How do I know? Well, for example there are some trainers who will vocally tell you that they refuse to teach civilians anything beyond buddy pairs on a flat range, as if it is some sort of dangerous secret that must not get out, rather than essential warrior skills that should be known by any man of action. How do you think I ended up running classes in Texas? You only have to go on Instagram, which sadly I do because I am a business and have to attempt marketing, to see how retarded the industry is. And the thing is, we here at MVT have posted some truly amazing video of real combat training in progress. If anything is cool, that is cool, but it will not gain traction. I smell a rat. By any rights, MVT is the cool kid in town. What we do really is cool.
The civilian training industry out there is a nightmare. I have talked before about ego, and Dunning-Kruger, and all of that. I will not go into that in detail now, but merely make a few points. Most of what I see out there is not in any way tactical. You have big name guys who teach not much more than running a carbine on a flat range in a cool-guy manner, for which they have legions of fan-boys. When they do lay on a Small Unit Tactics (SUT) class the class description makes it plain that it is poorly designed and implemented. You have legions of fan-boys and hobbyists only interested in the gear / firearms, gun-bunnies, veteran coffee, and how to stand there and run a carbine really fast at 3 targets 7 yards away, and probably throw in some shot-timer transitions to handgun as well. Garbage.
Consider this. Most of you will be familiar with the concept of ‘Shoot, Move & Communicate.’ Let’s look at those in turn:
When I write posts such as this, many take it as a ‘rant.’ It is not. MVT is doing very well after four years of being in operation. My point is to make observations on the general state of the firearms / training industry and the issues that I see. Given that I set myself the mission to provide training to ‘keep the good folks alive,’ I can of course not be happy with the poor state of affairs that I see out there.
I realize that many will not make the personal investment and sacrifice to provide the level of training that MVT offers. I would just hope that we can get the word out about what we do at MVT, in order to make more people aware, and thus drive the industry because people are demanding better.

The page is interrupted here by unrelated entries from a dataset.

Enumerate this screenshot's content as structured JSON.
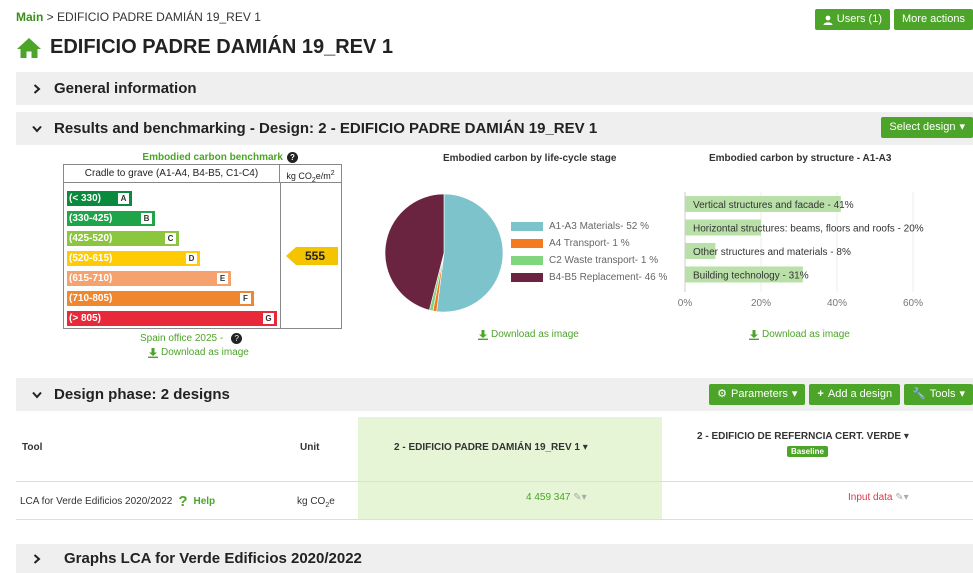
{
  "breadcrumb": {
    "main": "Main",
    "sep": " > ",
    "current": "EDIFICIO PADRE DAMIÁN 19_REV 1"
  },
  "top_actions": {
    "users": "Users (1)",
    "more": "More actions"
  },
  "page_title": "EDIFICIO PADRE DAMIÁN 19_REV 1",
  "sections": {
    "general": "General information",
    "results": "Results and benchmarking - Design: 2 - EDIFICIO PADRE DAMIÁN 19_REV 1",
    "select_design": "Select design",
    "design_phase": "Design phase: 2 designs",
    "graphs": "Graphs LCA for Verde Edificios 2020/2022"
  },
  "benchmark": {
    "title": "Embodied carbon benchmark",
    "col1": "Cradle to grave (A1-A4, B4-B5, C1-C4)",
    "col2_unit": "kg CO",
    "col2_sub": "2",
    "col2_rest": "e/m",
    "col2_sup": "2",
    "score": "555",
    "office": "Spain office 2025 -",
    "download": "Download as image",
    "rows": [
      {
        "range": "(< 330)",
        "letter": "A",
        "color": "#0a8a3c",
        "fill": 0.31
      },
      {
        "range": "(330-425)",
        "letter": "B",
        "color": "#1fa44a",
        "fill": 0.42
      },
      {
        "range": "(425-520)",
        "letter": "C",
        "color": "#8cc63f",
        "fill": 0.535
      },
      {
        "range": "(520-615)",
        "letter": "D",
        "color": "#ffcb05",
        "fill": 0.635
      },
      {
        "range": "(615-710)",
        "letter": "E",
        "color": "#f5a26e",
        "fill": 0.78
      },
      {
        "range": "(710-805)",
        "letter": "F",
        "color": "#f0862e",
        "fill": 0.89
      },
      {
        "range": "(> 805)",
        "letter": "G",
        "color": "#e8293a",
        "fill": 1.0
      }
    ]
  },
  "chart_data": [
    {
      "type": "pie",
      "title": "Embodied carbon by life-cycle stage",
      "slices": [
        {
          "label": "A1-A3 Materials- 52 %",
          "value": 52,
          "color": "#7dc3cc"
        },
        {
          "label": "A4 Transport- 1 %",
          "value": 1,
          "color": "#f47a1f"
        },
        {
          "label": "C2 Waste transport- 1 %",
          "value": 1,
          "color": "#7fd67f"
        },
        {
          "label": "B4-B5 Replacement- 46 %",
          "value": 46,
          "color": "#6b2440"
        }
      ],
      "download": "Download as image"
    },
    {
      "type": "bar",
      "orientation": "horizontal",
      "title": "Embodied carbon by structure - A1-A3",
      "categories": [
        "Vertical structures and facade",
        "Horizontal structures: beams, floors and roofs",
        "Other structures and materials",
        "Building technology"
      ],
      "labels": [
        "Vertical structures and facade - 41%",
        "Horizontal structures: beams, floors and roofs - 20%",
        "Other structures and materials - 8%",
        "Building technology - 31%"
      ],
      "values": [
        41,
        20,
        8,
        31
      ],
      "xlim": [
        0,
        60
      ],
      "ticks": [
        "0%",
        "20%",
        "40%",
        "60%"
      ],
      "tick_values": [
        0,
        20,
        40,
        60
      ],
      "grid": true,
      "color": "#b9e0a8",
      "download": "Download as image"
    }
  ],
  "design_actions": {
    "parameters": "Parameters",
    "add": "Add a design",
    "tools": "Tools"
  },
  "design_table": {
    "col_tool": "Tool",
    "col_unit": "Unit",
    "design1": "2 - EDIFICIO PADRE DAMIÁN 19_REV 1",
    "design2": "2 - EDIFICIO DE REFERNCIA CERT. VERDE",
    "baseline": "Baseline",
    "row": {
      "tool": "LCA for Verde Edificios 2020/2022",
      "help": "Help",
      "unit_main": "kg CO",
      "unit_sub": "2",
      "unit_end": "e",
      "value1": "4 459 347",
      "value2": "Input data"
    }
  }
}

I know, I know: what we teach at MVT are true warrior skills, and not mere games at the range. I know that this fact in itself puts many people out of the demographic. But I am aware of that, and I know that most people are not warriors, they are not true protectors. They are fearful and weak. The people I am interested in are those with the courage to step up, identify the need, and make the commitment to get some real tactical training.
You may find some interesting thoughts on this topic in this recent Guest Post: